▸ **WORK REQUEST**: Once the pictures have been excluded, set down each remaining entry word for word.
"""
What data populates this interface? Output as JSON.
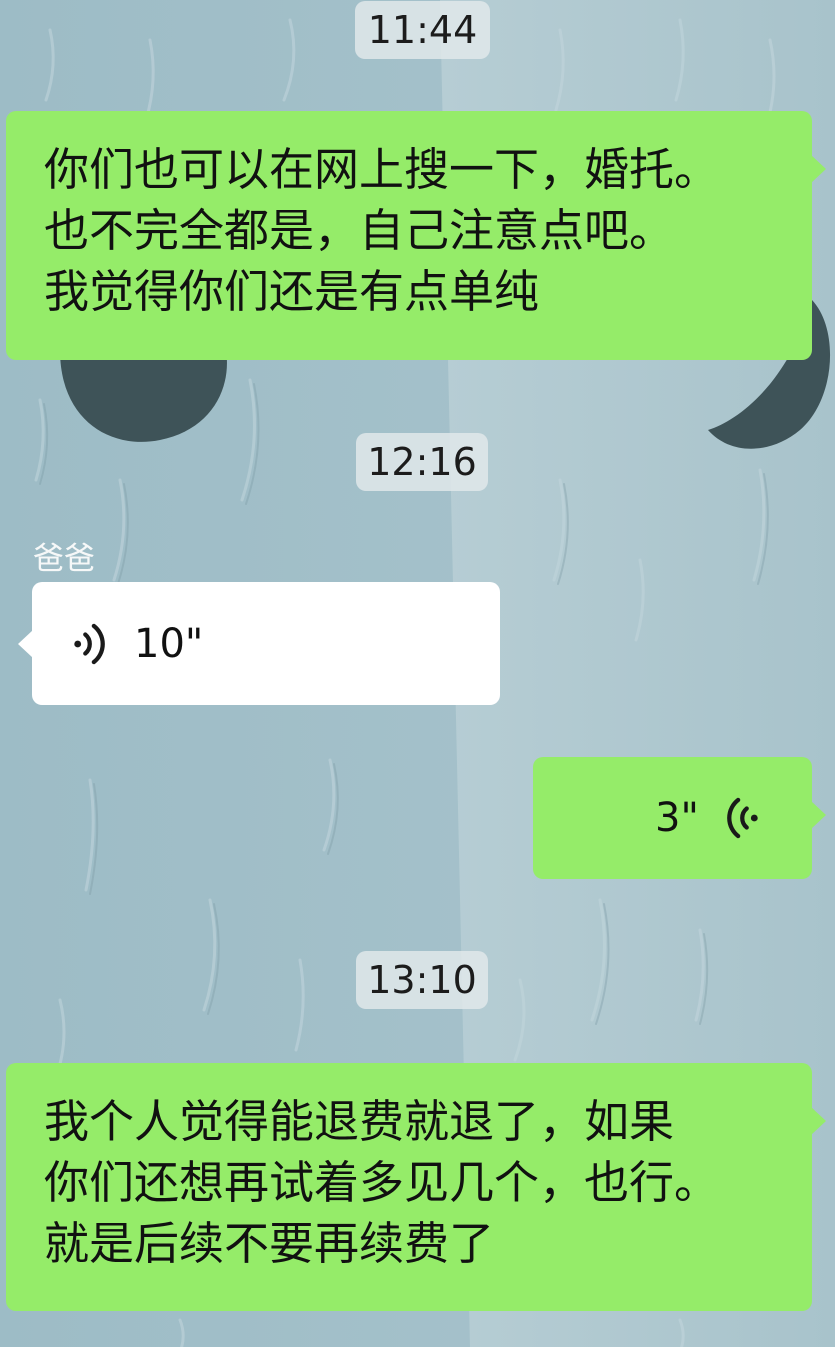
{
  "timestamps": [
    "11:44",
    "12:16",
    "13:10"
  ],
  "messages": [
    {
      "side": "right",
      "type": "text",
      "lines": [
        "你们也可以在网上搜一下，婚托。",
        "也不完全都是，自己注意点吧。",
        "我觉得你们还是有点单纯"
      ]
    },
    {
      "side": "left",
      "type": "voice",
      "sender": "爸爸",
      "duration": "10\""
    },
    {
      "side": "right",
      "type": "voice",
      "duration": "3\""
    },
    {
      "side": "right",
      "type": "text",
      "lines": [
        "我个人觉得能退费就退了，如果",
        "你们还想再试着多见几个，也行。",
        "就是后续不要再续费了"
      ]
    }
  ],
  "icons": {
    "incoming_voice": "voice-wave-right-icon",
    "outgoing_voice": "voice-wave-left-icon"
  },
  "colors": {
    "outgoing_bubble": "#95ec69",
    "incoming_bubble": "#ffffff",
    "timestamp_pill": "#e0e8ea",
    "wallpaper": "#a3c1c9"
  }
}
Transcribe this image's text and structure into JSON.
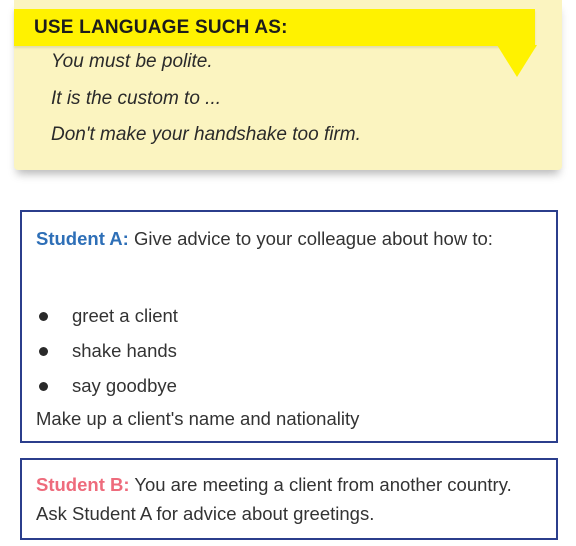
{
  "tip_box": {
    "heading": "USE LANGUAGE SUCH AS:",
    "phrases": [
      "You must be polite.",
      "It is the custom to ...",
      "Don't make your handshake too firm."
    ],
    "colors": {
      "header": "#fff200",
      "panel": "#fbf4c0"
    }
  },
  "student_a": {
    "label": "Student A:",
    "instruction": "Give advice to your colleague about how to:",
    "bullets": [
      "greet a client",
      "shake hands",
      "say goodbye"
    ],
    "closing": "Make up a client's name and nationality",
    "label_color": "#2e6fb7"
  },
  "student_b": {
    "label": "Student B:",
    "instruction": "You are meeting a client from another country. Ask Student A for advice about greetings.",
    "label_color": "#ee6b7c"
  },
  "border_color": "#2b3e8c"
}
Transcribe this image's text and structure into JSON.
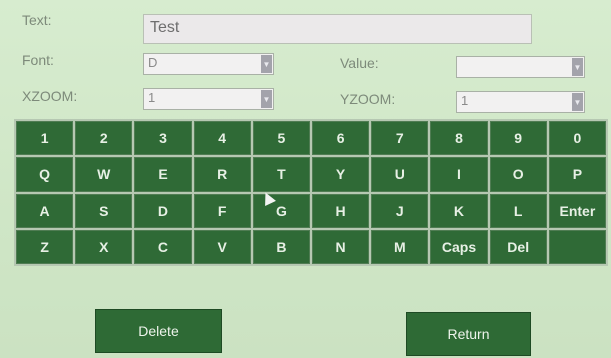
{
  "form": {
    "text_label": "Text:",
    "text_value": "Test",
    "font_label": "Font:",
    "font_value": "D",
    "value_label": "Value:",
    "value_value": "",
    "xzoom_label": "XZOOM:",
    "xzoom_value": "1",
    "yzoom_label": "YZOOM:",
    "yzoom_value": "1"
  },
  "keyboard": {
    "rows": [
      [
        "1",
        "2",
        "3",
        "4",
        "5",
        "6",
        "7",
        "8",
        "9",
        "0"
      ],
      [
        "Q",
        "W",
        "E",
        "R",
        "T",
        "Y",
        "U",
        "I",
        "O",
        "P"
      ],
      [
        "A",
        "S",
        "D",
        "F",
        "G",
        "H",
        "J",
        "K",
        "L",
        "Enter"
      ],
      [
        "Z",
        "X",
        "C",
        "V",
        "B",
        "N",
        "M",
        "Caps",
        "Del",
        ""
      ]
    ]
  },
  "buttons": {
    "delete_label": "Delete",
    "return_label": "Return"
  },
  "icons": {
    "dropdown": "chevron-down-icon",
    "pointer": "mouse-pointer-icon"
  },
  "colors": {
    "key_bg": "#2f6a36",
    "background": "#d7eccf"
  }
}
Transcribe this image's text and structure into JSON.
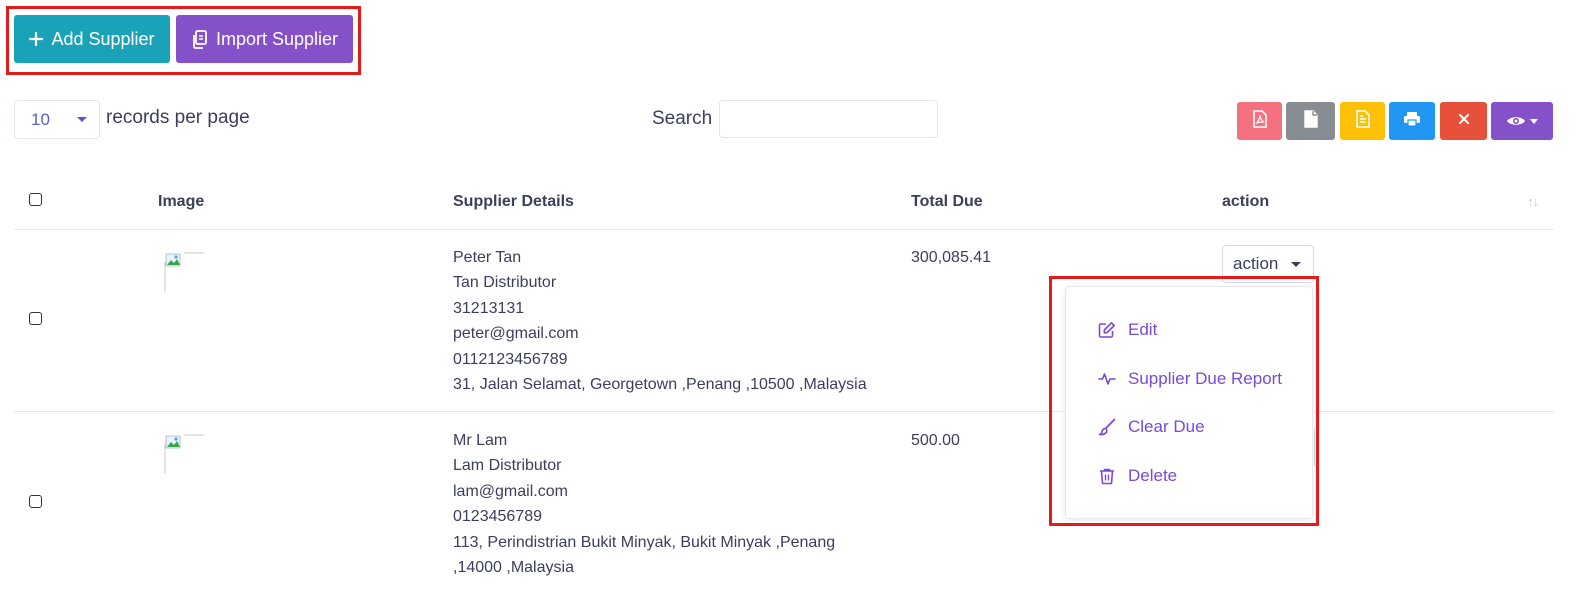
{
  "toolbar": {
    "add_supplier_label": "Add Supplier",
    "import_supplier_label": "Import Supplier"
  },
  "length": {
    "value": "10",
    "suffix": "records per page"
  },
  "search": {
    "label": "Search",
    "value": "",
    "placeholder": ""
  },
  "export_buttons": [
    {
      "icon": "pdf-icon",
      "color": "#f5707e"
    },
    {
      "icon": "file-icon",
      "color": "#878d93"
    },
    {
      "icon": "excel-icon",
      "color": "#ffc107"
    },
    {
      "icon": "print-icon",
      "color": "#2196f3"
    },
    {
      "icon": "close-icon",
      "color": "#e7513b"
    },
    {
      "icon": "eye-icon",
      "color": "#8451c8"
    }
  ],
  "table": {
    "columns": [
      "Image",
      "Supplier Details",
      "Total Due",
      "action"
    ],
    "rows": [
      {
        "details": [
          "Peter Tan",
          "Tan Distributor",
          "31213131",
          "peter@gmail.com",
          "0112123456789",
          "31, Jalan Selamat, Georgetown ,Penang ,10500 ,Malaysia"
        ],
        "total_due": "300,085.41",
        "action_label": "action"
      },
      {
        "details": [
          "Mr Lam",
          "Lam Distributor",
          "lam@gmail.com",
          "0123456789",
          "113, Perindistrian Bukit Minyak, Bukit Minyak ,Penang",
          ",14000 ,Malaysia"
        ],
        "total_due": "500.00",
        "action_label": "action"
      }
    ]
  },
  "action_menu": {
    "items": [
      {
        "label": "Edit",
        "icon": "edit-icon"
      },
      {
        "label": "Supplier Due Report",
        "icon": "activity-icon"
      },
      {
        "label": "Clear Due",
        "icon": "brush-icon"
      },
      {
        "label": "Delete",
        "icon": "trash-icon"
      }
    ]
  },
  "colors": {
    "accent": "#8451c8",
    "teal": "#1aa3b8",
    "highlight": "#e41b1b",
    "menu_text": "#7a49d6"
  }
}
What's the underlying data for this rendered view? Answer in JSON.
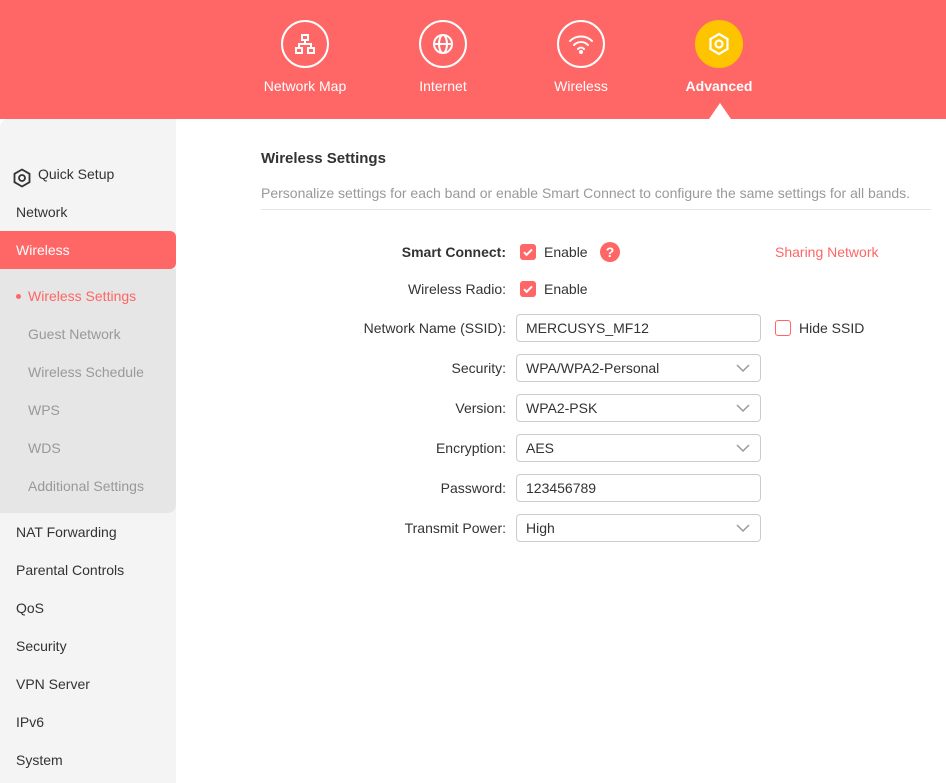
{
  "topnav": {
    "items": [
      {
        "label": "Network Map",
        "icon": "network-map-icon"
      },
      {
        "label": "Internet",
        "icon": "globe-icon"
      },
      {
        "label": "Wireless",
        "icon": "wifi-icon"
      },
      {
        "label": "Advanced",
        "icon": "gear-icon",
        "active": true
      }
    ]
  },
  "sidebar": {
    "quick_setup": "Quick Setup",
    "network": "Network",
    "wireless": "Wireless",
    "sub_items": [
      "Wireless Settings",
      "Guest Network",
      "Wireless Schedule",
      "WPS",
      "WDS",
      "Additional Settings"
    ],
    "more_items": [
      "NAT Forwarding",
      "Parental Controls",
      "QoS",
      "Security",
      "VPN Server",
      "IPv6",
      "System"
    ]
  },
  "main": {
    "title": "Wireless Settings",
    "description": "Personalize settings for each band or enable Smart Connect to configure the same settings for all bands.",
    "smart_connect_label": "Smart Connect:",
    "smart_connect_enable": "Enable",
    "help_glyph": "?",
    "sharing_network": "Sharing Network",
    "wireless_radio_label": "Wireless Radio:",
    "wireless_radio_enable": "Enable",
    "ssid_label": "Network Name (SSID):",
    "ssid_value": "MERCUSYS_MF12",
    "hide_ssid": "Hide SSID",
    "security_label": "Security:",
    "security_value": "WPA/WPA2-Personal",
    "version_label": "Version:",
    "version_value": "WPA2-PSK",
    "encryption_label": "Encryption:",
    "encryption_value": "AES",
    "password_label": "Password:",
    "password_value": "123456789",
    "transmit_label": "Transmit Power:",
    "transmit_value": "High"
  },
  "colors": {
    "accent": "#ff6666",
    "active_nav": "#ffc400"
  }
}
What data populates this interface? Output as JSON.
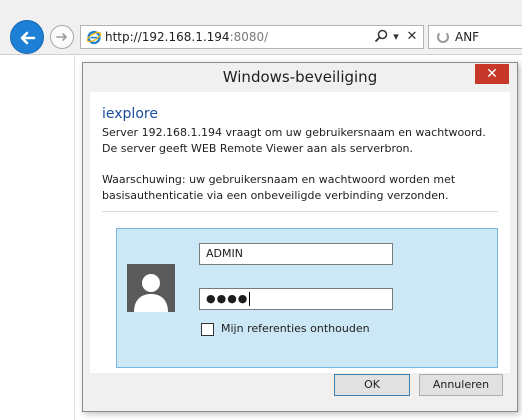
{
  "browser": {
    "url_host": "http://192.168.1.194",
    "url_port": ":8080/",
    "search_icon": "search-icon",
    "dropdown_glyph": "▾",
    "close_glyph": "✕",
    "tab_label": "ANF"
  },
  "dialog": {
    "title": "Windows-beveiliging",
    "close_glyph": "✕",
    "app_name": "iexplore",
    "message": "Server 192.168.1.194 vraagt om uw gebruikersnaam en wachtwoord. De server geeft WEB Remote Viewer aan als serverbron.",
    "warning": "Waarschuwing: uw gebruikersnaam en wachtwoord worden met basisauthenticatie via een onbeveiligde verbinding verzonden.",
    "username_value": "ADMIN",
    "password_mask": "●●●●",
    "remember_label": "Mijn referenties onthouden",
    "remember_checked": false,
    "ok_label": "OK",
    "cancel_label": "Annuleren"
  },
  "colors": {
    "accent": "#1e7fd6",
    "close_red": "#c7372a",
    "panel_bg": "#cce8f7",
    "link_blue": "#1a4e9c"
  }
}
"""
▸ **SOLUTION TO THIS EXERCISE**:
What data populates this interface? Output as JSON.
{
  "timestamps": [
    "11:44",
    "12:16",
    "13:10"
  ],
  "messages": [
    {
      "side": "right",
      "type": "text",
      "lines": [
        "你们也可以在网上搜一下，婚托。",
        "也不完全都是，自己注意点吧。",
        "我觉得你们还是有点单纯"
      ]
    },
    {
      "side": "left",
      "type": "voice",
      "sender": "爸爸",
      "duration": "10\""
    },
    {
      "side": "right",
      "type": "voice",
      "duration": "3\""
    },
    {
      "side": "right",
      "type": "text",
      "lines": [
        "我个人觉得能退费就退了，如果",
        "你们还想再试着多见几个，也行。",
        "就是后续不要再续费了"
      ]
    }
  ],
  "icons": {
    "incoming_voice": "voice-wave-right-icon",
    "outgoing_voice": "voice-wave-left-icon"
  },
  "colors": {
    "outgoing_bubble": "#95ec69",
    "incoming_bubble": "#ffffff",
    "timestamp_pill": "#e0e8ea",
    "wallpaper": "#a3c1c9"
  }
}
Transcribe this image's text and structure into JSON.
{
  "tip_box": {
    "heading": "USE LANGUAGE SUCH AS:",
    "phrases": [
      "You must be polite.",
      "It is the custom to ...",
      "Don't make your handshake too firm."
    ],
    "colors": {
      "header": "#fff200",
      "panel": "#fbf4c0"
    }
  },
  "student_a": {
    "label": "Student A:",
    "instruction": "Give advice to your colleague about how to:",
    "bullets": [
      "greet a client",
      "shake hands",
      "say goodbye"
    ],
    "closing": "Make up a client's name and nationality",
    "label_color": "#2e6fb7"
  },
  "student_b": {
    "label": "Student B:",
    "instruction": "You are meeting a client from another country. Ask Student A for advice about greetings.",
    "label_color": "#ee6b7c"
  },
  "border_color": "#2b3e8c"
}
Transcribe this image's text and structure into JSON.
{
  "form": {
    "text_label": "Text:",
    "text_value": "Test",
    "font_label": "Font:",
    "font_value": "D",
    "value_label": "Value:",
    "value_value": "",
    "xzoom_label": "XZOOM:",
    "xzoom_value": "1",
    "yzoom_label": "YZOOM:",
    "yzoom_value": "1"
  },
  "keyboard": {
    "rows": [
      [
        "1",
        "2",
        "3",
        "4",
        "5",
        "6",
        "7",
        "8",
        "9",
        "0"
      ],
      [
        "Q",
        "W",
        "E",
        "R",
        "T",
        "Y",
        "U",
        "I",
        "O",
        "P"
      ],
      [
        "A",
        "S",
        "D",
        "F",
        "G",
        "H",
        "J",
        "K",
        "L",
        "Enter"
      ],
      [
        "Z",
        "X",
        "C",
        "V",
        "B",
        "N",
        "M",
        "Caps",
        "Del",
        ""
      ]
    ]
  },
  "buttons": {
    "delete_label": "Delete",
    "return_label": "Return"
  },
  "icons": {
    "dropdown": "chevron-down-icon",
    "pointer": "mouse-pointer-icon"
  },
  "colors": {
    "key_bg": "#2f6a36",
    "background": "#d7eccf"
  }
}
Transcribe this image's text and structure into JSON.
{
  "toolbar": {
    "add_supplier_label": "Add Supplier",
    "import_supplier_label": "Import Supplier"
  },
  "length": {
    "value": "10",
    "suffix": "records per page"
  },
  "search": {
    "label": "Search",
    "value": "",
    "placeholder": ""
  },
  "export_buttons": [
    {
      "icon": "pdf-icon",
      "color": "#f5707e"
    },
    {
      "icon": "file-icon",
      "color": "#878d93"
    },
    {
      "icon": "excel-icon",
      "color": "#ffc107"
    },
    {
      "icon": "print-icon",
      "color": "#2196f3"
    },
    {
      "icon": "close-icon",
      "color": "#e7513b"
    },
    {
      "icon": "eye-icon",
      "color": "#8451c8"
    }
  ],
  "table": {
    "columns": [
      "Image",
      "Supplier Details",
      "Total Due",
      "action"
    ],
    "rows": [
      {
        "details": [
          "Peter Tan",
          "Tan Distributor",
          "31213131",
          "peter@gmail.com",
          "0112123456789",
          "31, Jalan Selamat, Georgetown ,Penang ,10500 ,Malaysia"
        ],
        "total_due": "300,085.41",
        "action_label": "action"
      },
      {
        "details": [
          "Mr Lam",
          "Lam Distributor",
          "lam@gmail.com",
          "0123456789",
          "113, Perindistrian Bukit Minyak, Bukit Minyak ,Penang",
          ",14000 ,Malaysia"
        ],
        "total_due": "500.00",
        "action_label": "action"
      }
    ]
  },
  "action_menu": {
    "items": [
      {
        "label": "Edit",
        "icon": "edit-icon"
      },
      {
        "label": "Supplier Due Report",
        "icon": "activity-icon"
      },
      {
        "label": "Clear Due",
        "icon": "brush-icon"
      },
      {
        "label": "Delete",
        "icon": "trash-icon"
      }
    ]
  },
  "colors": {
    "accent": "#8451c8",
    "teal": "#1aa3b8",
    "highlight": "#e41b1b",
    "menu_text": "#7a49d6"
  }
}
What's the underlying data for this rendered view? Answer in JSON.
{
  "topnav": {
    "items": [
      {
        "label": "Network Map",
        "icon": "network-map-icon"
      },
      {
        "label": "Internet",
        "icon": "globe-icon"
      },
      {
        "label": "Wireless",
        "icon": "wifi-icon"
      },
      {
        "label": "Advanced",
        "icon": "gear-icon",
        "active": true
      }
    ]
  },
  "sidebar": {
    "quick_setup": "Quick Setup",
    "network": "Network",
    "wireless": "Wireless",
    "sub_items": [
      "Wireless Settings",
      "Guest Network",
      "Wireless Schedule",
      "WPS",
      "WDS",
      "Additional Settings"
    ],
    "more_items": [
      "NAT Forwarding",
      "Parental Controls",
      "QoS",
      "Security",
      "VPN Server",
      "IPv6",
      "System"
    ]
  },
  "main": {
    "title": "Wireless Settings",
    "description": "Personalize settings for each band or enable Smart Connect to configure the same settings for all bands.",
    "smart_connect_label": "Smart Connect:",
    "smart_connect_enable": "Enable",
    "help_glyph": "?",
    "sharing_network": "Sharing Network",
    "wireless_radio_label": "Wireless Radio:",
    "wireless_radio_enable": "Enable",
    "ssid_label": "Network Name (SSID):",
    "ssid_value": "MERCUSYS_MF12",
    "hide_ssid": "Hide SSID",
    "security_label": "Security:",
    "security_value": "WPA/WPA2-Personal",
    "version_label": "Version:",
    "version_value": "WPA2-PSK",
    "encryption_label": "Encryption:",
    "encryption_value": "AES",
    "password_label": "Password:",
    "password_value": "123456789",
    "transmit_label": "Transmit Power:",
    "transmit_value": "High"
  },
  "colors": {
    "accent": "#ff6666",
    "active_nav": "#ffc400"
  }
}
What data populates this interface? Output as JSON.
{
  "browser": {
    "url_host": "http://192.168.1.194",
    "url_port": ":8080/",
    "search_icon": "search-icon",
    "dropdown_glyph": "▾",
    "close_glyph": "✕",
    "tab_label": "ANF"
  },
  "dialog": {
    "title": "Windows-beveiliging",
    "close_glyph": "✕",
    "app_name": "iexplore",
    "message": "Server 192.168.1.194 vraagt om uw gebruikersnaam en wachtwoord. De server geeft WEB Remote Viewer aan als serverbron.",
    "warning": "Waarschuwing: uw gebruikersnaam en wachtwoord worden met basisauthenticatie via een onbeveiligde verbinding verzonden.",
    "username_value": "ADMIN",
    "password_mask": "●●●●",
    "remember_label": "Mijn referenties onthouden",
    "remember_checked": false,
    "ok_label": "OK",
    "cancel_label": "Annuleren"
  },
  "colors": {
    "accent": "#1e7fd6",
    "close_red": "#c7372a",
    "panel_bg": "#cce8f7",
    "link_blue": "#1a4e9c"
  }
}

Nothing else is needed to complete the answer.